Be careful how you order your steak. "Medium-rare" doesn't mean the same thing it used to.
We’ve all heard how to order steak: medium-rare, which translates to an internal temperature of 135°F. Most chefs recommend this temperature, as it brings out the flavour while ensuring that the cut stays tender, and also allows a little more time for a nice char on the outside.
But if you order your steak medium-rare these days, you might get it quite a bit more “rare” than you bargained for.
Why your medium-rare steak is being served raw
The reason for this mishaps is not due to a personal affront from the chef or your server. It primarily comes down to one thing: cost.
The truth is that costs are rising all across the board. A quality pound of rib eye that was $6 two years ago now sells for $8. Rents are climbing. Labor costs are increasing. And competition between restaurants is fierce, resulting in even more expense as restaurants try to out-do each other with decor and advertising.
How cost impacts cooking

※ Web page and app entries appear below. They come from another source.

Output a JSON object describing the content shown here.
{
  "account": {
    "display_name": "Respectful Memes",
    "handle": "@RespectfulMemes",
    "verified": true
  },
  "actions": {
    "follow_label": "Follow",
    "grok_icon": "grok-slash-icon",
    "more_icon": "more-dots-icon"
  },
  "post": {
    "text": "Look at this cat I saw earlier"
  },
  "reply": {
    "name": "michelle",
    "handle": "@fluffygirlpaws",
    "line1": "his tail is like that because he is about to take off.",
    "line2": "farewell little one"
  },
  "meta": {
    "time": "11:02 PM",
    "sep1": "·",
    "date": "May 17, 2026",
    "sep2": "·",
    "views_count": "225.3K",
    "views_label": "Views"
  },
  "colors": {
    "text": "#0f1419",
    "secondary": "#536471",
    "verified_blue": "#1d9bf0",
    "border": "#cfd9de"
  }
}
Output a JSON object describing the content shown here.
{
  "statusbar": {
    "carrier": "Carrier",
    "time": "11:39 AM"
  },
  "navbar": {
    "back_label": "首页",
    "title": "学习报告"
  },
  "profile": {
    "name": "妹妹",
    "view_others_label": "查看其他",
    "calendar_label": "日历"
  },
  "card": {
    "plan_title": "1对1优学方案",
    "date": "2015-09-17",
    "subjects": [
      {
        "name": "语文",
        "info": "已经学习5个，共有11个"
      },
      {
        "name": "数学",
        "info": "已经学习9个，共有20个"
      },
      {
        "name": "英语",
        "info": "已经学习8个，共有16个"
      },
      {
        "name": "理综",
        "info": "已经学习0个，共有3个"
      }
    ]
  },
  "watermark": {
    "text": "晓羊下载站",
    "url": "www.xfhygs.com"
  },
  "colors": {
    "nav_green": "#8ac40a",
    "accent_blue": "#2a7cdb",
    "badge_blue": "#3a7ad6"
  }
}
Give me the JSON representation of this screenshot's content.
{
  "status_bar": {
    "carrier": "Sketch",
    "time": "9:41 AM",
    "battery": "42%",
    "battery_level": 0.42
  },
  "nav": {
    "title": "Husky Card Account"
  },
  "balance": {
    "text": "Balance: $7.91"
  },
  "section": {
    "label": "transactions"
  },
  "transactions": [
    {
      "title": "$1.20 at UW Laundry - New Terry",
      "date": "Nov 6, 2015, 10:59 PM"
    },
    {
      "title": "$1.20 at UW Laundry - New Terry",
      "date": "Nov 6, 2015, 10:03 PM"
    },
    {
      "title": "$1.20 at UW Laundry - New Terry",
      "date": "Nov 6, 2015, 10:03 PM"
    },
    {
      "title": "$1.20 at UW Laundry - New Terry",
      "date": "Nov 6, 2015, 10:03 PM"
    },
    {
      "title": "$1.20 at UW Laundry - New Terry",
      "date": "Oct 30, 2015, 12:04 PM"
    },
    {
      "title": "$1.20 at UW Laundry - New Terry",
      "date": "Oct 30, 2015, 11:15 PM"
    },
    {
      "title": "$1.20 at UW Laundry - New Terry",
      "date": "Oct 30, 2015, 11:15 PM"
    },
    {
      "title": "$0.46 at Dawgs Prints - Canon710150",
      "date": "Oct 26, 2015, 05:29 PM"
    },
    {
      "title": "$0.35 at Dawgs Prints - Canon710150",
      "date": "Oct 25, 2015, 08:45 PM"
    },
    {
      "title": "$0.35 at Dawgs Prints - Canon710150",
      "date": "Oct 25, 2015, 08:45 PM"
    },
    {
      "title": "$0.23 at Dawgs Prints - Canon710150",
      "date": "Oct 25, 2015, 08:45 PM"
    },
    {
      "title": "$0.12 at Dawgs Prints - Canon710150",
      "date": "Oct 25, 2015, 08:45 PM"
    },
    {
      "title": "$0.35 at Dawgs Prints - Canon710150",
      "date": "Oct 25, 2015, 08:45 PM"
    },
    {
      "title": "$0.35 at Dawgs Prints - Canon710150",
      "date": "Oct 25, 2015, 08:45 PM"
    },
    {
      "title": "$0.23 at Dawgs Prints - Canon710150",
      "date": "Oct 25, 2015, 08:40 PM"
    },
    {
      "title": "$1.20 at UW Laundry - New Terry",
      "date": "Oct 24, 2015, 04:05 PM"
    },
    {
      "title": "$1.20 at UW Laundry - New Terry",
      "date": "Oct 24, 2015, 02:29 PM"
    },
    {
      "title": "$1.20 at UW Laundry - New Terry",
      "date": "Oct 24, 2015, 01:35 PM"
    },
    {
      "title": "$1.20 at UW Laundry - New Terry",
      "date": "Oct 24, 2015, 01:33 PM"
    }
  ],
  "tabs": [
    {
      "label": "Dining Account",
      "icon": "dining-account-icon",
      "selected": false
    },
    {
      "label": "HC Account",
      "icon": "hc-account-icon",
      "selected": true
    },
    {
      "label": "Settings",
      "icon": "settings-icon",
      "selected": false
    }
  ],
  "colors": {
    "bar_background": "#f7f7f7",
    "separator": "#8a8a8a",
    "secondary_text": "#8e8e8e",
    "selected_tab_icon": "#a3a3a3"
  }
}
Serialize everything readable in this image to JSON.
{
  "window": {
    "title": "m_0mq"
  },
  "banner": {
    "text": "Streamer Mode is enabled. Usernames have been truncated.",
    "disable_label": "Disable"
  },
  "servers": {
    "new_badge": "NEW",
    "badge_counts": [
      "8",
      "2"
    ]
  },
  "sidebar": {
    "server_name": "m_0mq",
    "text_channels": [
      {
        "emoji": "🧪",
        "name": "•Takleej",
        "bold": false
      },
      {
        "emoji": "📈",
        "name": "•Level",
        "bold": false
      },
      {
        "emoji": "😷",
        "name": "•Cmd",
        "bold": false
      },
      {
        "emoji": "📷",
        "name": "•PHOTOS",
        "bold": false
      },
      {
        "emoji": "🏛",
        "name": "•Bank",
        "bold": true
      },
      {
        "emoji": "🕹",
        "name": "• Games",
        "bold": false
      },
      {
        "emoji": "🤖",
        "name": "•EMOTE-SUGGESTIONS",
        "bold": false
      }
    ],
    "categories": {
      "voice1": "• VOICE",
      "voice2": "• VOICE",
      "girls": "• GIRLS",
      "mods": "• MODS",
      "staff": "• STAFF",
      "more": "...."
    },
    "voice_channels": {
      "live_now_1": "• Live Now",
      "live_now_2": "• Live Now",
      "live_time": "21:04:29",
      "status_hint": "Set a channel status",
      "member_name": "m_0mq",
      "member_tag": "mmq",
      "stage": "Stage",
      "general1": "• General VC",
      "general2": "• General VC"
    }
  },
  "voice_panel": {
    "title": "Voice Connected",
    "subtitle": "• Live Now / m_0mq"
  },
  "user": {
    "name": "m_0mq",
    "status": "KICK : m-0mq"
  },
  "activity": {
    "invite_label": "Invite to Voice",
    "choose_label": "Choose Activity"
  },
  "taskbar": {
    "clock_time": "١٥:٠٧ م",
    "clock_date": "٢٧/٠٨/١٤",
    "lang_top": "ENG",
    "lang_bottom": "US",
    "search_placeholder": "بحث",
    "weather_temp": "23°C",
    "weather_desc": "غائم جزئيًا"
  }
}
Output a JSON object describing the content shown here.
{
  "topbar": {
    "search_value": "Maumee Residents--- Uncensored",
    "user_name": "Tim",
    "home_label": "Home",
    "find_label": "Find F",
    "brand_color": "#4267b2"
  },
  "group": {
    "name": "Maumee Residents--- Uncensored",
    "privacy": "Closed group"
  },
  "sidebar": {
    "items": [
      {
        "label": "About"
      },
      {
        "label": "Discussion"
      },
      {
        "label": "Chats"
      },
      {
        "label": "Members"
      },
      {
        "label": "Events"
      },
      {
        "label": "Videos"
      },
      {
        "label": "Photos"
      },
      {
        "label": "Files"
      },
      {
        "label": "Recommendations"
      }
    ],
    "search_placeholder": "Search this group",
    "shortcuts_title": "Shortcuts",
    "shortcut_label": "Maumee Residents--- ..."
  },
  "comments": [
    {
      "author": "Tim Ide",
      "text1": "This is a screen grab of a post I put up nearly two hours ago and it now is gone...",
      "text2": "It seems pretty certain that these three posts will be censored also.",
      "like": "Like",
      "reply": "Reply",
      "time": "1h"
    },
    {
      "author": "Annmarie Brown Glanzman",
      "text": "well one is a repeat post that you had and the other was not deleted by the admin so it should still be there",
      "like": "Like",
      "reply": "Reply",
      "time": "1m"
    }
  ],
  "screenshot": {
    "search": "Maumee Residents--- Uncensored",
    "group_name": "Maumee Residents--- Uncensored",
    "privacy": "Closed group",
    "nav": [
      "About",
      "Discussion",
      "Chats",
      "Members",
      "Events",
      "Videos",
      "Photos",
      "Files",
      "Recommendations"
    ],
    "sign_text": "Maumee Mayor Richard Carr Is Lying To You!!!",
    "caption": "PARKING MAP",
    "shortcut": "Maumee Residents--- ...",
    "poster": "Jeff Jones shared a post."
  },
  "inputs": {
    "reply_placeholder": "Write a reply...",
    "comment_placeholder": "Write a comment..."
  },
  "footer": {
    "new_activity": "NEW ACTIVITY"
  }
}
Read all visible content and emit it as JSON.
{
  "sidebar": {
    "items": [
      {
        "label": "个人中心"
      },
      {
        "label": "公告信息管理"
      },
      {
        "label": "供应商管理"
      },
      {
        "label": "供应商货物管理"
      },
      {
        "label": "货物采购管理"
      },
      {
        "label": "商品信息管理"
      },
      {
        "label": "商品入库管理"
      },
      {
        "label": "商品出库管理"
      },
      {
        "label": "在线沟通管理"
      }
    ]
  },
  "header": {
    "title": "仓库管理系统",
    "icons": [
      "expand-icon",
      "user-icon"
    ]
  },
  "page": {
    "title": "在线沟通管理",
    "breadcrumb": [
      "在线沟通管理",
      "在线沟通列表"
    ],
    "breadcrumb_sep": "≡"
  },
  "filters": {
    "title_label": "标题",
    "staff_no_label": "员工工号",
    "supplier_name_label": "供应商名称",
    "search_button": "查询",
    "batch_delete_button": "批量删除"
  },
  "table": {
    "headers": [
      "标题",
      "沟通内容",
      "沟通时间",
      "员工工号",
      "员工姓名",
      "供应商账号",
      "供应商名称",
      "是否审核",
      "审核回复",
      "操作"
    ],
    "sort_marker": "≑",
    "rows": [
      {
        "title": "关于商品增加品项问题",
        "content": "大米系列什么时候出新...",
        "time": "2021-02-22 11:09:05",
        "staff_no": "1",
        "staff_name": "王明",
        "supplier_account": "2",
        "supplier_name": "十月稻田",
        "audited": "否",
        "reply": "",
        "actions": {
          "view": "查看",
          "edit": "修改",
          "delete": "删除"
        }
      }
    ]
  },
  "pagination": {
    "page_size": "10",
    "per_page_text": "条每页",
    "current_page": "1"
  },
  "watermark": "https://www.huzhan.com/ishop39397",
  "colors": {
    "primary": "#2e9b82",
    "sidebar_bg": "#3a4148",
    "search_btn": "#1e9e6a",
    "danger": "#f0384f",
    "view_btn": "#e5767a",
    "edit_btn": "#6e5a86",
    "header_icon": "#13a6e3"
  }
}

If a customer finds that their steak is underdone and they send it back, it’s easy to put that steak on the grill for a few more minutes and have it out to the table with no lost cost. However, if the table finds that their steak is overdone, that steak has to be thrown out, and the restaurant loses the money on the product. Pressured by tight profit margins, chefs tend to err on the side of caution, which can result in under-cooked steaks.
Would rather cook your own medium-rare steak? This Strip Loin Steak with Cilantro Sunflower Sauce is a must-try recipe.
Get the steak you ordered
To keep a raw steak from hitting your table, be communicative with your server about what you’re looking for. Order your steak “medium-rare-plus,” not quite medium but more cooked than medium-rare. This ensures you’re getting the juicy, ready-to-eat steak you’ve been waiting for. Bon appétit!
Next, check out grilling mistakes that could easily make you sick.